▶ Your task:
Select all lines in the records that include "true".

——————

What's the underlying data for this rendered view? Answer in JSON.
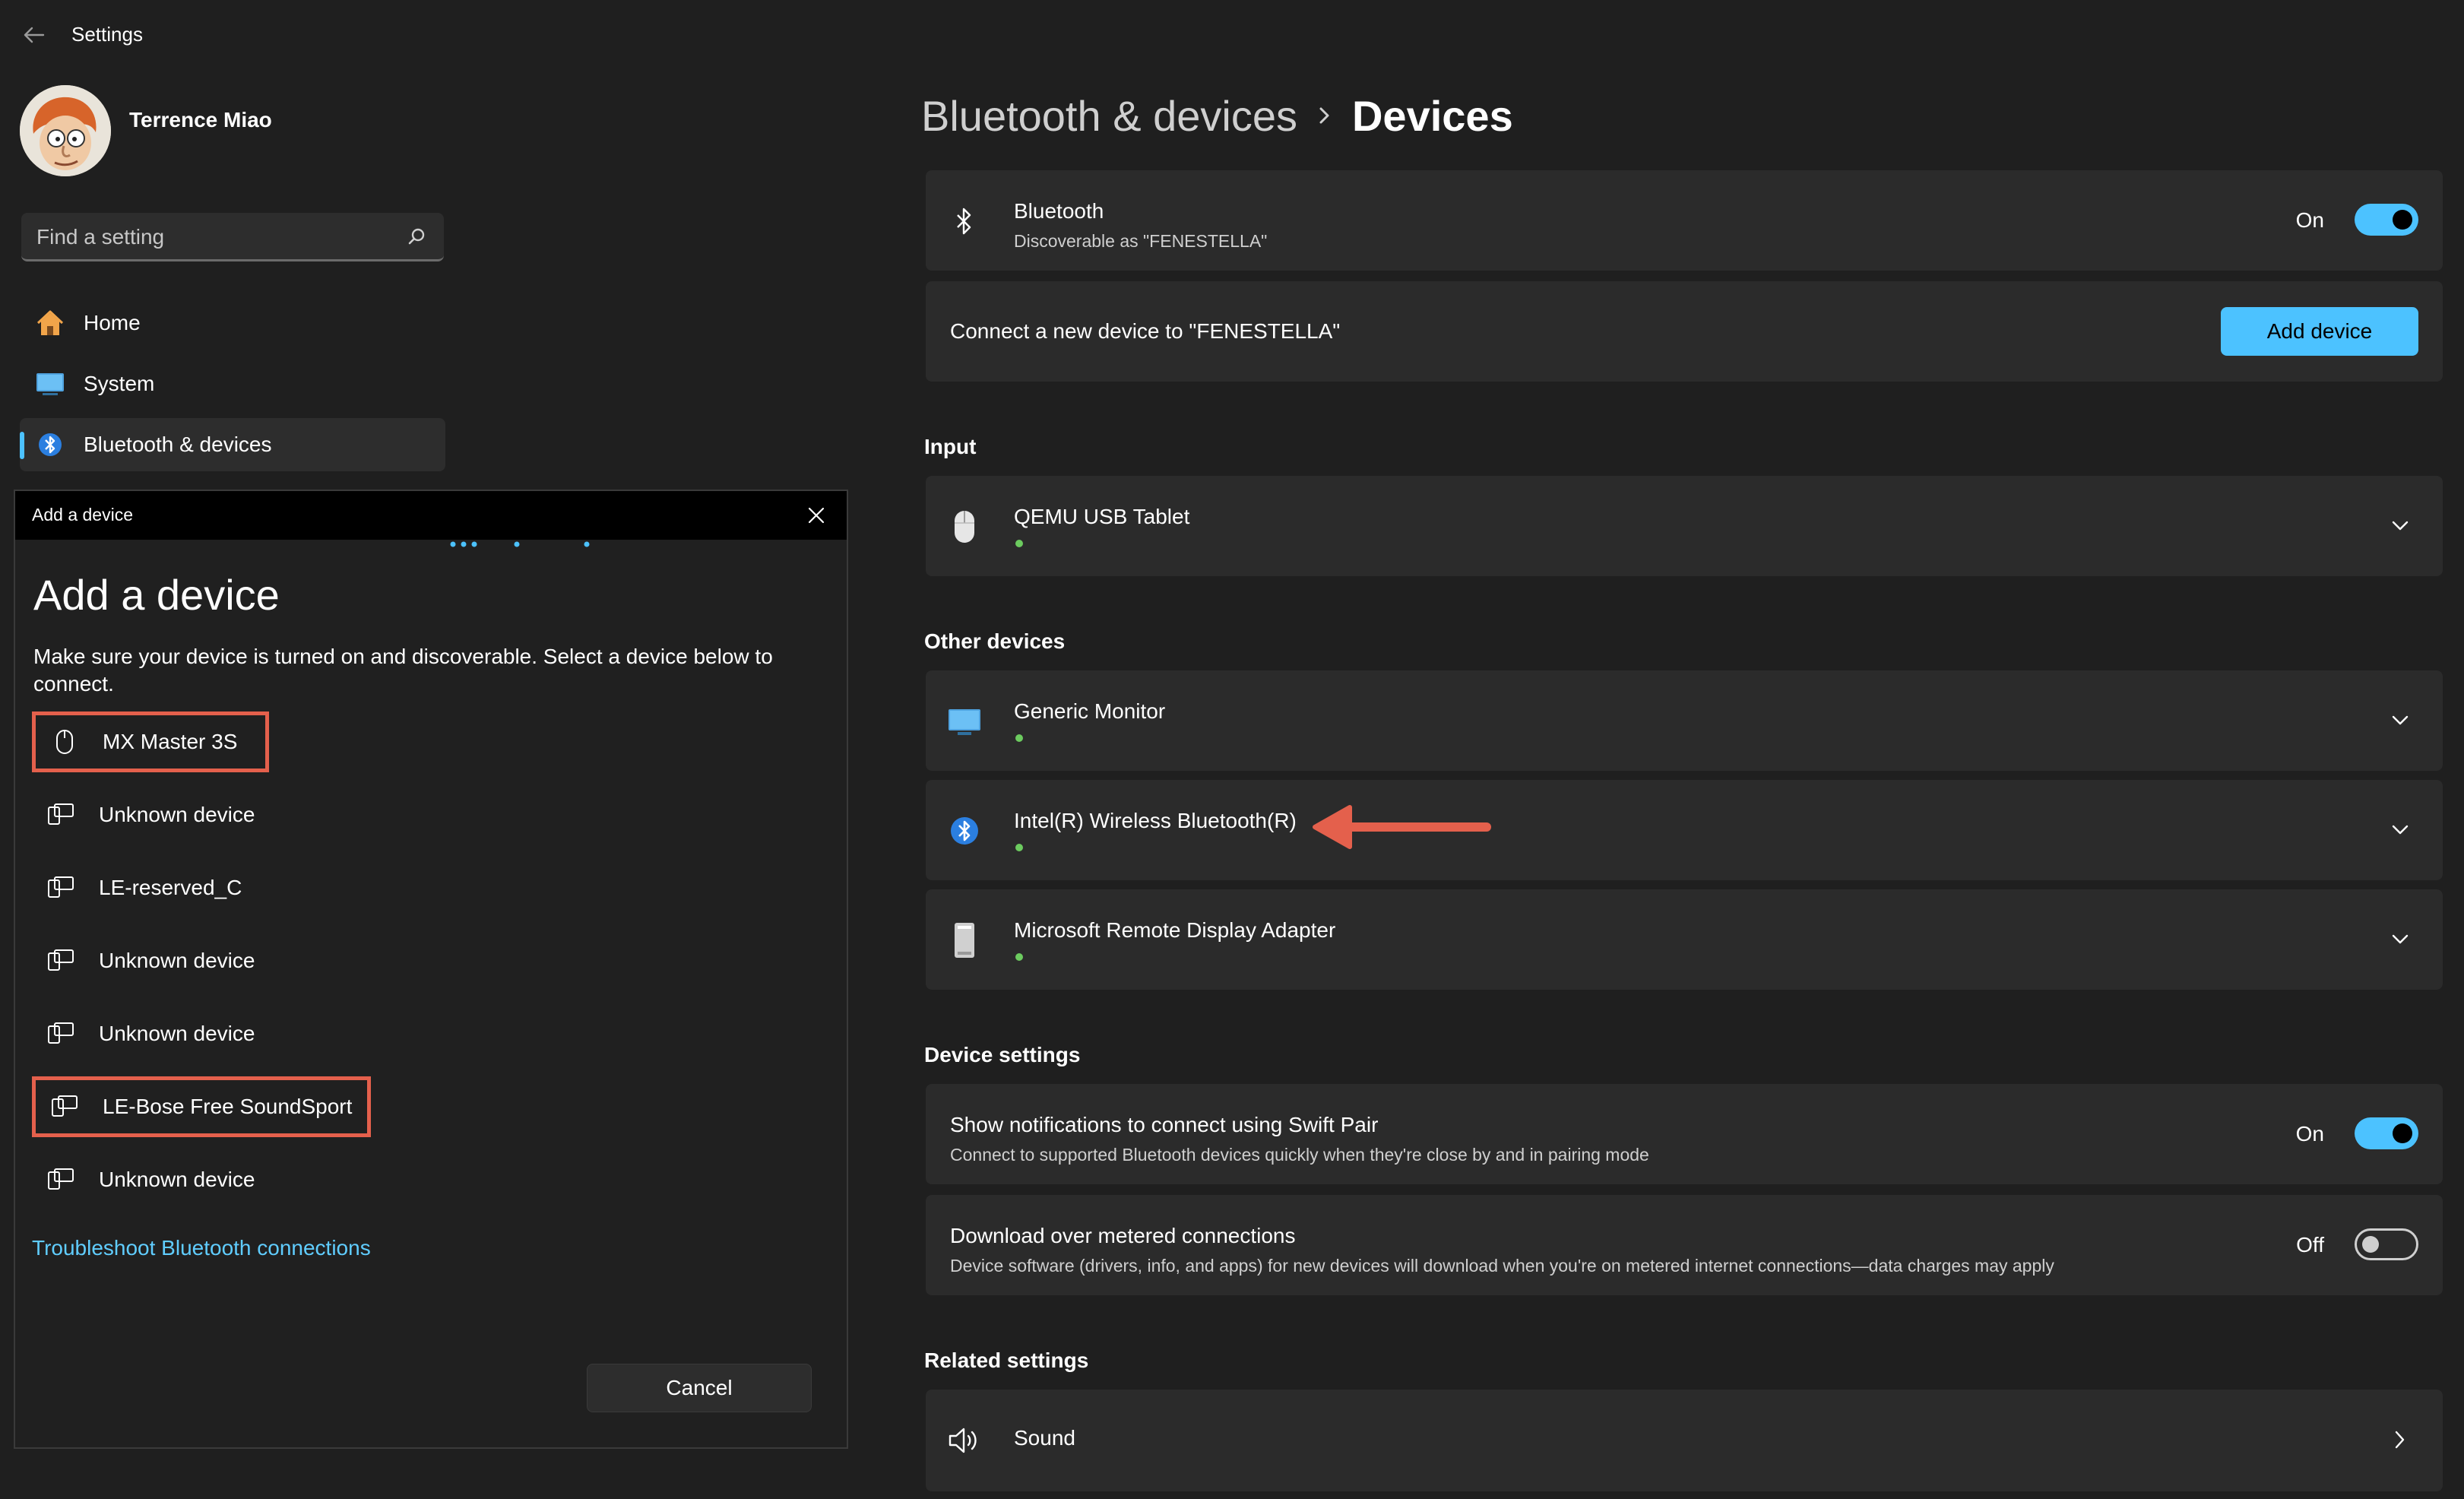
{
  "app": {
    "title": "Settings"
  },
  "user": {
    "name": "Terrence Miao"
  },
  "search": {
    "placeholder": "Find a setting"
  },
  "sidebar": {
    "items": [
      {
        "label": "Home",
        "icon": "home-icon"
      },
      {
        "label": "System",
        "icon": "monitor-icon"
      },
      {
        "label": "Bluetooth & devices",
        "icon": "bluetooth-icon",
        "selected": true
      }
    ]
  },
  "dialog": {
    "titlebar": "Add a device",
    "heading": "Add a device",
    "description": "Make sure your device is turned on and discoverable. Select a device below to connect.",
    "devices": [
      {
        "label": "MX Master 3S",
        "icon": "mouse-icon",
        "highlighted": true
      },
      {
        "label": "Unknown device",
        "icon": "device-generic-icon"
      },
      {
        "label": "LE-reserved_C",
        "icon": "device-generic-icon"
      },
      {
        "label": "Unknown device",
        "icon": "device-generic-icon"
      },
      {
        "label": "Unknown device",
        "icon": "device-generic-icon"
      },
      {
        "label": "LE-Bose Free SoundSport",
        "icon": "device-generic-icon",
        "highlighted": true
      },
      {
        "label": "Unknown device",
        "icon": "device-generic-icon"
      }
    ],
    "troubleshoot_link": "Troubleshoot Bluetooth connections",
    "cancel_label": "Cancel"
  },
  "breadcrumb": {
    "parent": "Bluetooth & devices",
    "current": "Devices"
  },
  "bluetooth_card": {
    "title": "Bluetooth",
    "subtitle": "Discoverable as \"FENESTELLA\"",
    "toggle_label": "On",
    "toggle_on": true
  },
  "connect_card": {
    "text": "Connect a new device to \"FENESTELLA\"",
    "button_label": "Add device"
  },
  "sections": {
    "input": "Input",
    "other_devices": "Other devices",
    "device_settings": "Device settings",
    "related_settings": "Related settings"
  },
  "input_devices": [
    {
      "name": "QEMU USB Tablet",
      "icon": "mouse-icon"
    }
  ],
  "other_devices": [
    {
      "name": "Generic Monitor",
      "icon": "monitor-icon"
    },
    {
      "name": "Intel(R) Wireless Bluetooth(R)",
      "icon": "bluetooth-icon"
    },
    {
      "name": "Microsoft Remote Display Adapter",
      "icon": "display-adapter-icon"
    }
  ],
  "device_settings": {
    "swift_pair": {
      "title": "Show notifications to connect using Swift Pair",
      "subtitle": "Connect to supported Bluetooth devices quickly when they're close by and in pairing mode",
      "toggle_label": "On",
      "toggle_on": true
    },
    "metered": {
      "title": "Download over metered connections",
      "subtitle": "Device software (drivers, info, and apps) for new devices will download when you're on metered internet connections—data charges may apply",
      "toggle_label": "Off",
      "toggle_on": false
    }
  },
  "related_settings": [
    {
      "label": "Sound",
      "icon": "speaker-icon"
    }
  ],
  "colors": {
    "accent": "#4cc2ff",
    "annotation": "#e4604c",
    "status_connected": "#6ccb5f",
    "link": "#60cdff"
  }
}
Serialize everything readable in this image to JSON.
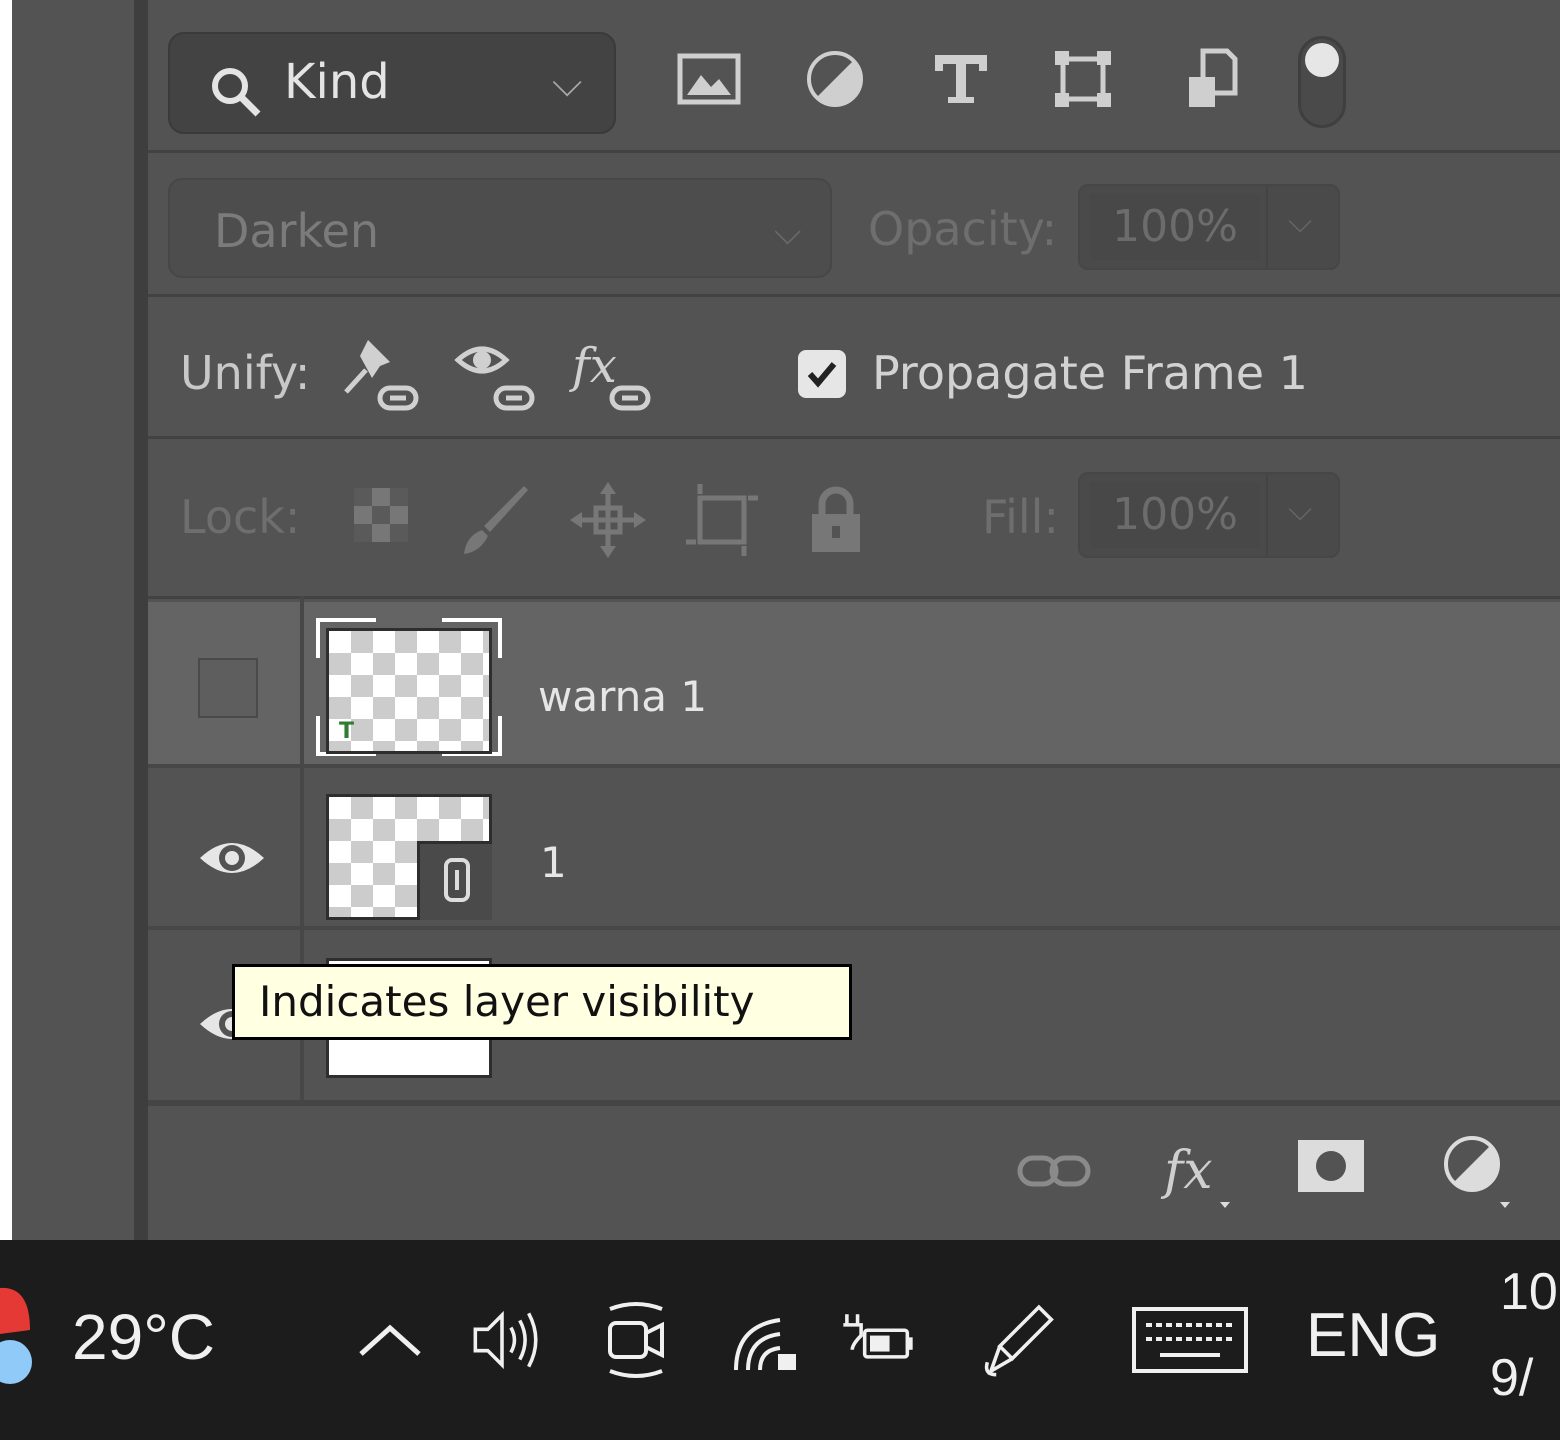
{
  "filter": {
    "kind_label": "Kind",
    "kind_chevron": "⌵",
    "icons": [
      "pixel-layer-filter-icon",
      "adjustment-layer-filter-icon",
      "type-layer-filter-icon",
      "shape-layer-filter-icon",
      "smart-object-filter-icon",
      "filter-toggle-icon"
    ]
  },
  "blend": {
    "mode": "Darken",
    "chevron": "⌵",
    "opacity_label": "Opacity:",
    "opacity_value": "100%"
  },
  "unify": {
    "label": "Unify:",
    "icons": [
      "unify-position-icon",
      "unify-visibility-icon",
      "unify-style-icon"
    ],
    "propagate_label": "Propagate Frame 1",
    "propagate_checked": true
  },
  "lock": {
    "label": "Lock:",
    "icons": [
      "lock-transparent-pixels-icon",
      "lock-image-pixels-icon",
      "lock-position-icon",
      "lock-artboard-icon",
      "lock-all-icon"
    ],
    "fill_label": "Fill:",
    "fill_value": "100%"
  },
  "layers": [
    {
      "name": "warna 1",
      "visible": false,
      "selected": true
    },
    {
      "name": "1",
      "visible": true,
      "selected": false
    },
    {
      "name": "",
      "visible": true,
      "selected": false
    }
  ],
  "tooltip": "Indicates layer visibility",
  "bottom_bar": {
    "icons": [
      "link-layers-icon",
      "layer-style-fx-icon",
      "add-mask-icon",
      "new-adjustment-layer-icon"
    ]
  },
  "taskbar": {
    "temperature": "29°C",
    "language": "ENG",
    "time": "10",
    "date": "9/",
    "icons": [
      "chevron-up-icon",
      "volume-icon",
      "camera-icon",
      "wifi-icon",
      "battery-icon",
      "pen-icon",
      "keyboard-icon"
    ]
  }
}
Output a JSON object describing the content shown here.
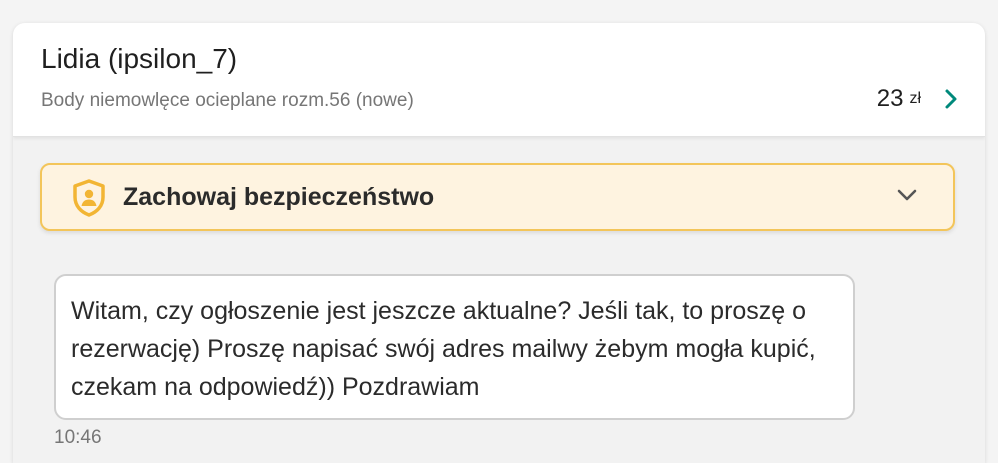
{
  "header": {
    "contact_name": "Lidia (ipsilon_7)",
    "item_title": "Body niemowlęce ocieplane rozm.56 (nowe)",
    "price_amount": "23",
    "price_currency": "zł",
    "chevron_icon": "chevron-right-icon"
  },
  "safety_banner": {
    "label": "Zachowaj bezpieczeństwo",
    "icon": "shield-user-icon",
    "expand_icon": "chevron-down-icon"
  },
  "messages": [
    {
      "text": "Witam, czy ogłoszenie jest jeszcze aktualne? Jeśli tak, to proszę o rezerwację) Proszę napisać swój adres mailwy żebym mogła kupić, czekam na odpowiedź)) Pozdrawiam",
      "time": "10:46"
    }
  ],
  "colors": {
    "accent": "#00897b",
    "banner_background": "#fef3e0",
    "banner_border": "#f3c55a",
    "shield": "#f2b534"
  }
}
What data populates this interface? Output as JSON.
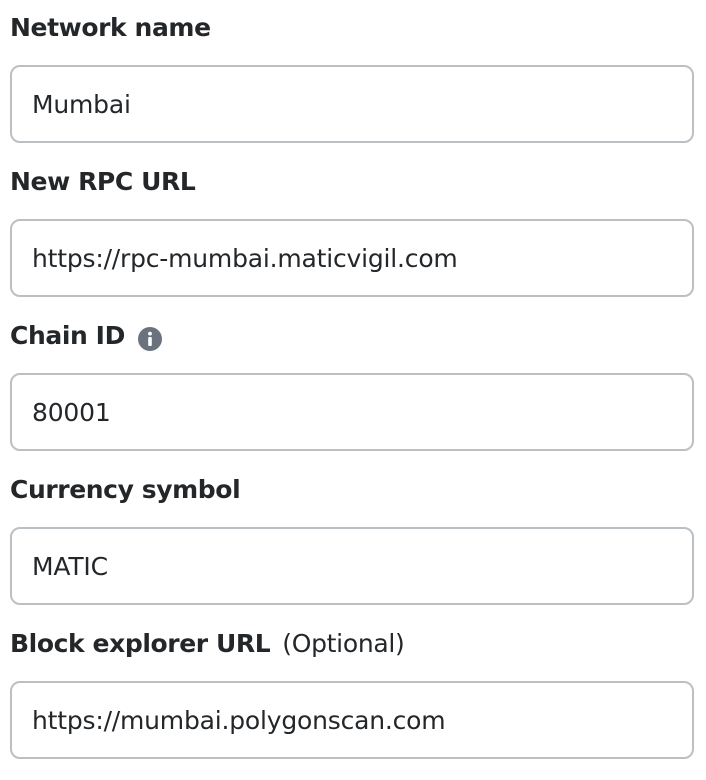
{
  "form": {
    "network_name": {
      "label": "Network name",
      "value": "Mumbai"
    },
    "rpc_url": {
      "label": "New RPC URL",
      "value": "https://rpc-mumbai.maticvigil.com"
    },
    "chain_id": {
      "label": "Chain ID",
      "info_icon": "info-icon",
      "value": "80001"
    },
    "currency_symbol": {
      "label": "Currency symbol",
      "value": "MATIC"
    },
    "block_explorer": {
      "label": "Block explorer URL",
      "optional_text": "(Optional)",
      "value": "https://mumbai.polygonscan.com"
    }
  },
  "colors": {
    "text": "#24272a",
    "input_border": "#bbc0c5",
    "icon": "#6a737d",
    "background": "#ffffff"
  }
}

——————

▶ Task answer:
        "selected": true
        "highlighted": true
        "highlighted": true
    "toggle_on": true
      "toggle_on": true
    "propagate_checked": true
      "selected": true
      "visible": true,
      "visible": true,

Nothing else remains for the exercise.